Action item. Nothing but a number should be returned: the count of lines in the records that contain "Download".

Supplied information below:

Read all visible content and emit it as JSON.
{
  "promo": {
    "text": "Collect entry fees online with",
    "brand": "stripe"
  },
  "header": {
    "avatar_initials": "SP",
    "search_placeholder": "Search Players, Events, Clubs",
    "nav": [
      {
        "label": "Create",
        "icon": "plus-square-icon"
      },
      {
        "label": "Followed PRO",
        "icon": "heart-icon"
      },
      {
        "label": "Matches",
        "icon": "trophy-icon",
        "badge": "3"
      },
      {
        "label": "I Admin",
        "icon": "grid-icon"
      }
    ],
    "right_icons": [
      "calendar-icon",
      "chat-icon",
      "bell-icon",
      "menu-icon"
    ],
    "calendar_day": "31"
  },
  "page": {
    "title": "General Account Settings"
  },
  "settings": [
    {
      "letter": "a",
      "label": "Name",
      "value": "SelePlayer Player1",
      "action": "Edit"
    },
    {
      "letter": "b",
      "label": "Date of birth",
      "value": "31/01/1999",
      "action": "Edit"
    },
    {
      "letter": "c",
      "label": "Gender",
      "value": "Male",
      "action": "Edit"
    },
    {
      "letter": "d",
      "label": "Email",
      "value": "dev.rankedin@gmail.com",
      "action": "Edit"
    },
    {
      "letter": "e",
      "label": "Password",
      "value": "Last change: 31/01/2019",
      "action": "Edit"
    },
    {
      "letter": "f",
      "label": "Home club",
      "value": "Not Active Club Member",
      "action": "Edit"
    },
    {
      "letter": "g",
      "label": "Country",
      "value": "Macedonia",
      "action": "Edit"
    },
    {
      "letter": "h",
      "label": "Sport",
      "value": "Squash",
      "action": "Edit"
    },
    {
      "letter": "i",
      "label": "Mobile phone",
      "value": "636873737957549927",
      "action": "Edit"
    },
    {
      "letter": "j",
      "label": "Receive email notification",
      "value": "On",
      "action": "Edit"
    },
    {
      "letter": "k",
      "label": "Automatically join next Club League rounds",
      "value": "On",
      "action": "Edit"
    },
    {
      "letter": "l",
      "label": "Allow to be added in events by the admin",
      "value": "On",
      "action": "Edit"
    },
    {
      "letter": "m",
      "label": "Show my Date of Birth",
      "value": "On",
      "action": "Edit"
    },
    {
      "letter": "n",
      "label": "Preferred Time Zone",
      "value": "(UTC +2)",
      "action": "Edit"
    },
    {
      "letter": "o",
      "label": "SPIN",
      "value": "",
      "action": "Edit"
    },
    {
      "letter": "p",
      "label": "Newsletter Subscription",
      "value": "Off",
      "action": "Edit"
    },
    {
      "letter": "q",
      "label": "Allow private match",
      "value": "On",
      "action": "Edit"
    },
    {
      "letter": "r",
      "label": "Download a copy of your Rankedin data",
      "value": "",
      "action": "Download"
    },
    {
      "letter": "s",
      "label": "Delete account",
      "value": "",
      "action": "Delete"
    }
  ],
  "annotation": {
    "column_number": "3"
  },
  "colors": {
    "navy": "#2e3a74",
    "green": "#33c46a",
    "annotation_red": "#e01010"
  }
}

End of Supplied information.

Expected output. 2